One of the morals of the story "The Bet" concerns a lesson on human folly and pride. Folly is when someone makes foolish choices. In this story, the characters of the banker and the lawyer are so prideful and arrogant that, to prove their individual points about solitary confinement, they sacrifice important things in their life. Because the banker felt angry that his views on death being preferable to a life of isolation were being challenged, he risked two million rubles to prove his point. Because the lawyer wanted to prove his point that any life is better then death, he sacrificed fifteen years of his life in isolation.
In the end, the results of their prideful and foolish bet have terrible consequences. The lawyer loses his desire to live on earth and comes to hate the normal pleasures of human existence. He says in a letter to the lawyer:
I despise your books, despise all worldly blessings and wisdom. Everything is void, frail, visionary, and delusive as a mirage.
The lawyer says in his letter to the banker that he will give up the money he would have earned on winning the bet and leave five minutes before the bet would have been completed. This allows the banker to keep his money; however, in the banker loses his own self-respect in the process. He realizes how foolish he was to make such a bet just to bolster his pride. He knows that he has ruined a man's earthly happiness forever, and he despises himself for it. The story says that never before had the banker "felt such contempt for himself as now."

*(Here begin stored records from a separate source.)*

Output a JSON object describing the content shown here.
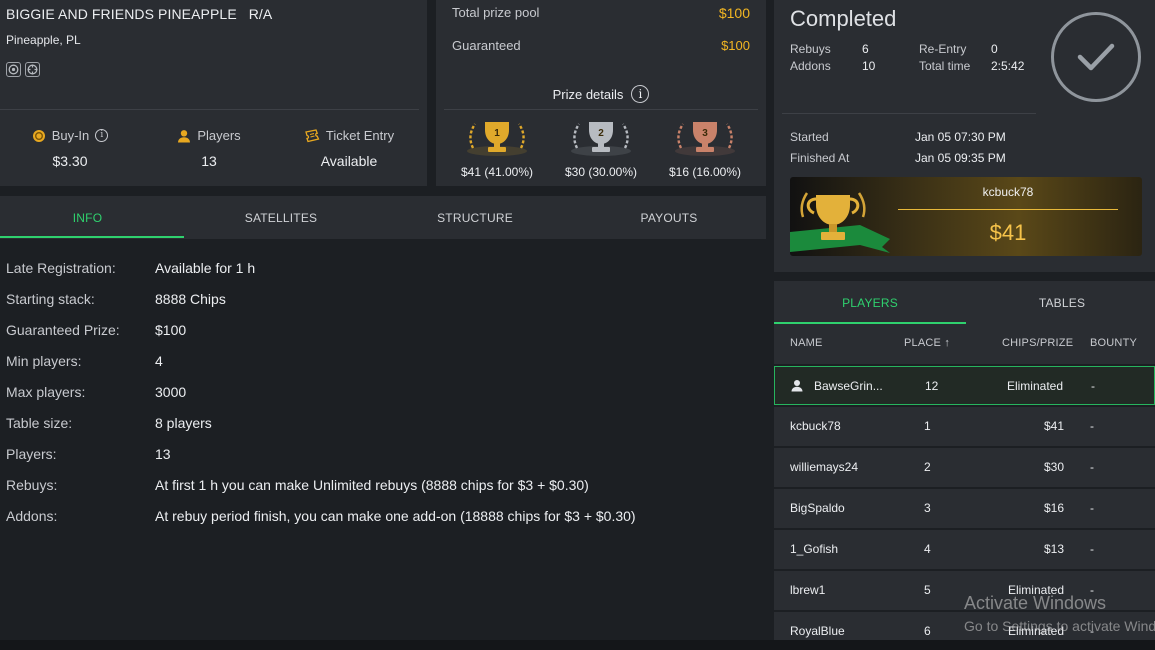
{
  "tournament": {
    "title": "BIGGIE AND FRIENDS PINEAPPLE   R/A",
    "game": "Pineapple, PL",
    "icons": [
      "chip-icon",
      "target-icon"
    ],
    "buyin": {
      "label": "Buy-In",
      "value": "$3.30"
    },
    "players": {
      "label": "Players",
      "value": "13"
    },
    "ticket": {
      "label": "Ticket Entry",
      "value": "Available"
    }
  },
  "prize": {
    "total_label": "Total prize pool",
    "total_value": "$100",
    "guaranteed_label": "Guaranteed",
    "guaranteed_value": "$100",
    "details_label": "Prize details",
    "places": [
      {
        "rank": "1",
        "value": "$41 (41.00%)",
        "color": "#e0a92b"
      },
      {
        "rank": "2",
        "value": "$30 (30.00%)",
        "color": "#b7bbc1"
      },
      {
        "rank": "3",
        "value": "$16 (16.00%)",
        "color": "#c9826a"
      }
    ]
  },
  "tabs": [
    "INFO",
    "SATELLITES",
    "STRUCTURE",
    "PAYOUTS"
  ],
  "info": [
    {
      "k": "Late Registration:",
      "v": "Available for 1 h"
    },
    {
      "k": "Starting stack:",
      "v": "8888 Chips"
    },
    {
      "k": "Guaranteed Prize:",
      "v": "$100"
    },
    {
      "k": "Min players:",
      "v": "4"
    },
    {
      "k": "Max players:",
      "v": "3000"
    },
    {
      "k": "Table size:",
      "v": "8 players"
    },
    {
      "k": "Players:",
      "v": "13"
    },
    {
      "k": "Rebuys:",
      "v": "At first 1 h you can make Unlimited rebuys (8888 chips for $3 + $0.30)"
    },
    {
      "k": "Addons:",
      "v": "At rebuy period finish, you can make one add-on (18888 chips for $3 + $0.30)"
    }
  ],
  "status": {
    "title": "Completed",
    "rebuys_label": "Rebuys",
    "rebuys_value": "6",
    "addons_label": "Addons",
    "addons_value": "10",
    "reentry_label": "Re-Entry",
    "reentry_value": "0",
    "totaltime_label": "Total time",
    "totaltime_value": "2:5:42",
    "started_label": "Started",
    "started_value": "Jan 05 07:30 PM",
    "finished_label": "Finished At",
    "finished_value": "Jan 05 09:35 PM",
    "winner_name": "kcbuck78",
    "winner_prize": "$41"
  },
  "player_tabs": [
    "PLAYERS",
    "TABLES"
  ],
  "table_headers": {
    "name": "NAME",
    "place": "PLACE ↑",
    "chips": "CHIPS/PRIZE",
    "bounty": "BOUNTY"
  },
  "players_list": [
    {
      "name": "BawseGrin...",
      "place": "12",
      "prize": "Eliminated",
      "bounty": "-",
      "me": true
    },
    {
      "name": "kcbuck78",
      "place": "1",
      "prize": "$41",
      "bounty": "-"
    },
    {
      "name": "williemays24",
      "place": "2",
      "prize": "$30",
      "bounty": "-"
    },
    {
      "name": "BigSpaldo",
      "place": "3",
      "prize": "$16",
      "bounty": "-"
    },
    {
      "name": "1_Gofish",
      "place": "4",
      "prize": "$13",
      "bounty": "-"
    },
    {
      "name": "lbrew1",
      "place": "5",
      "prize": "Eliminated",
      "bounty": "-"
    },
    {
      "name": "RoyalBlue",
      "place": "6",
      "prize": "Eliminated",
      "bounty": "-"
    }
  ],
  "watermark": {
    "line1": "Activate Windows",
    "line2": "Go to Settings to activate Windows."
  },
  "colors": {
    "accent": "#2fd16e",
    "gold": "#f2b623"
  }
}
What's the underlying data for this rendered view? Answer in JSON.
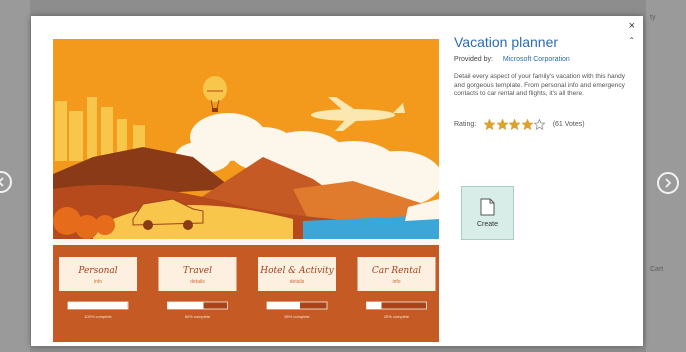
{
  "template": {
    "title": "Vacation planner",
    "provided_label": "Provided by:",
    "provider": "Microsoft Corporation",
    "description": "Detail every aspect of your family's vacation with this handy and gorgeous template. From personal info and emergency contacts to car rental and flights, it's all there.",
    "rating_label": "Rating:",
    "rating_stars": 4,
    "rating_max": 5,
    "votes": "(61 Votes)",
    "create_label": "Create"
  },
  "dialog": {
    "close": "×",
    "pin": "⌃"
  },
  "preview": {
    "cards": [
      {
        "title": "Personal",
        "sub": "info",
        "progress": 0.99,
        "progress_label": "100% complete"
      },
      {
        "title": "Travel",
        "sub": "details",
        "progress": 0.6,
        "progress_label": "60% complete"
      },
      {
        "title": "Hotel & Activity",
        "sub": "details",
        "progress": 0.55,
        "progress_label": "55% complete"
      },
      {
        "title": "Car Rental",
        "sub": "info",
        "progress": 0.25,
        "progress_label": "25% complete"
      }
    ]
  },
  "colors": {
    "accent": "#2b6cb0",
    "orange": "#f39a1d",
    "rust": "#c55a24",
    "star": "#d9a32e"
  },
  "background": {
    "bg_a": "Cart",
    "bg_b": "ty"
  }
}
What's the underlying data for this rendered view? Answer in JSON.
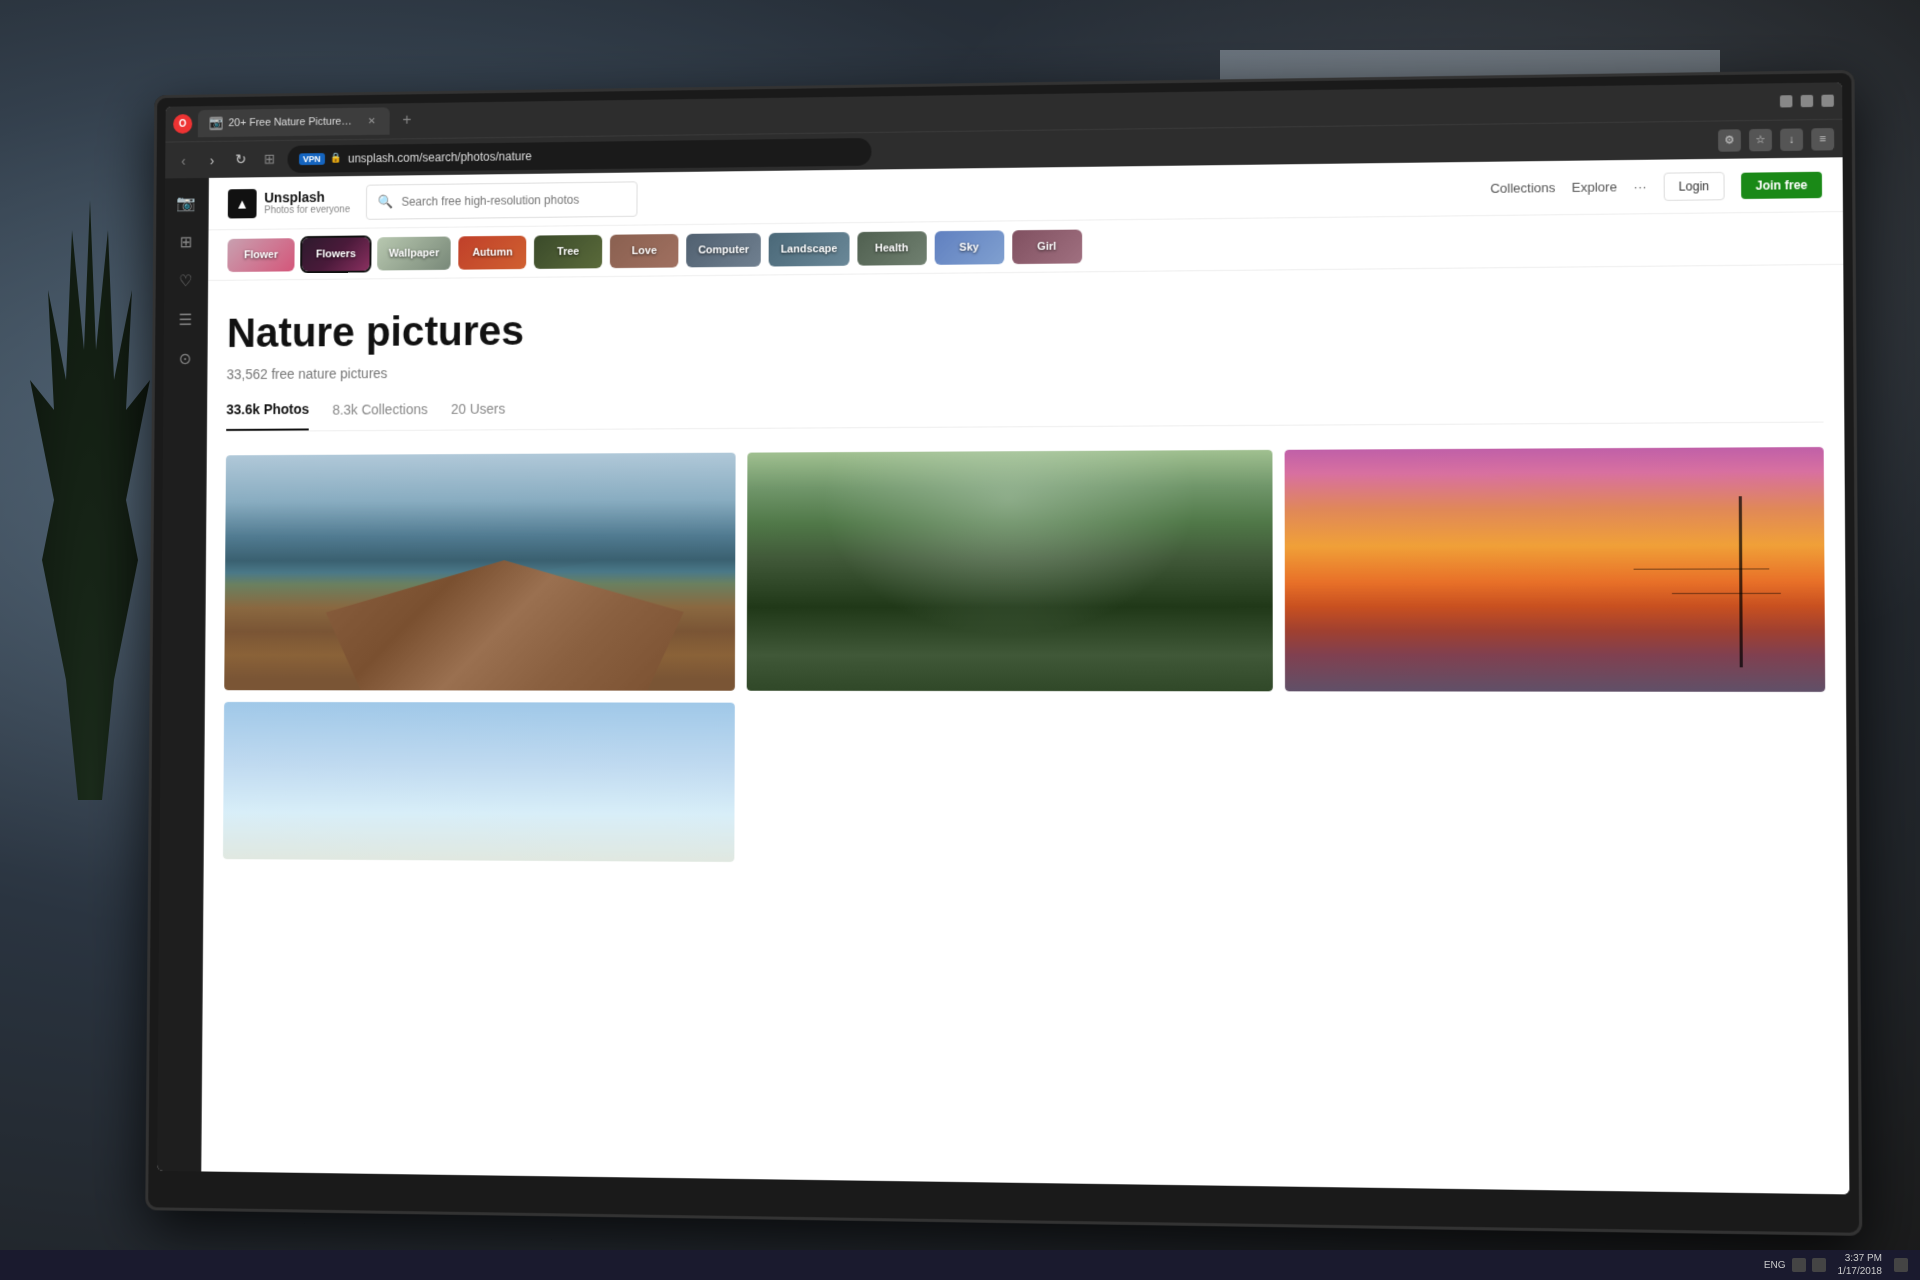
{
  "browser": {
    "tab": {
      "title": "20+ Free Nature Pictures &...",
      "favicon": "📷"
    },
    "url": "unsplash.com/search/photos/nature",
    "vpn_label": "VPN",
    "nav": {
      "back": "‹",
      "forward": "›",
      "reload": "↻",
      "grid": "⊞"
    }
  },
  "sidebar": {
    "icons": [
      {
        "name": "camera",
        "symbol": "📷",
        "active": false
      },
      {
        "name": "grid",
        "symbol": "⊞",
        "active": false
      },
      {
        "name": "heart",
        "symbol": "♡",
        "active": false
      },
      {
        "name": "layers",
        "symbol": "☰",
        "active": false
      },
      {
        "name": "clock",
        "symbol": "⏰",
        "active": false
      }
    ]
  },
  "unsplash": {
    "logo_name": "Unsplash",
    "logo_tagline": "Photos for everyone",
    "search_placeholder": "Search free high-resolution photos",
    "nav": {
      "collections": "Collections",
      "explore": "Explore",
      "more": "···",
      "login": "Login",
      "join": "Join free"
    },
    "categories": [
      {
        "label": "Flower",
        "bg_class": "chip-flower-bg"
      },
      {
        "label": "Flowers",
        "bg_class": "chip-flowers-bg",
        "active": true
      },
      {
        "label": "Wallpaper",
        "bg_class": "chip-wallpaper-bg"
      },
      {
        "label": "Autumn",
        "bg_class": "chip-autumn-bg"
      },
      {
        "label": "Tree",
        "bg_class": "chip-tree-bg"
      },
      {
        "label": "Love",
        "bg_class": "chip-love-bg"
      },
      {
        "label": "Computer",
        "bg_class": "chip-computer-bg"
      },
      {
        "label": "Landscape",
        "bg_class": "chip-landscape-bg"
      },
      {
        "label": "Health",
        "bg_class": "chip-health-bg"
      },
      {
        "label": "Sky",
        "bg_class": "chip-sky-bg"
      },
      {
        "label": "Girl",
        "bg_class": "chip-girl-bg"
      }
    ],
    "page": {
      "title": "Nature pictures",
      "subtitle": "33,562 free nature pictures",
      "tabs": [
        {
          "label": "33.6k Photos",
          "count": "",
          "active": true
        },
        {
          "label": "8.3k Collections",
          "count": "",
          "active": false
        },
        {
          "label": "20 Users",
          "count": "",
          "active": false
        }
      ]
    }
  },
  "taskbar": {
    "time": "3:37 PM",
    "date": "1/17/2018",
    "lang": "ENG"
  }
}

In short, this story warns the reader of the dangers of impulsiveness and pride. The thoughtless choices individuals make in the heat of emotion can often have devastating, life-changing effects.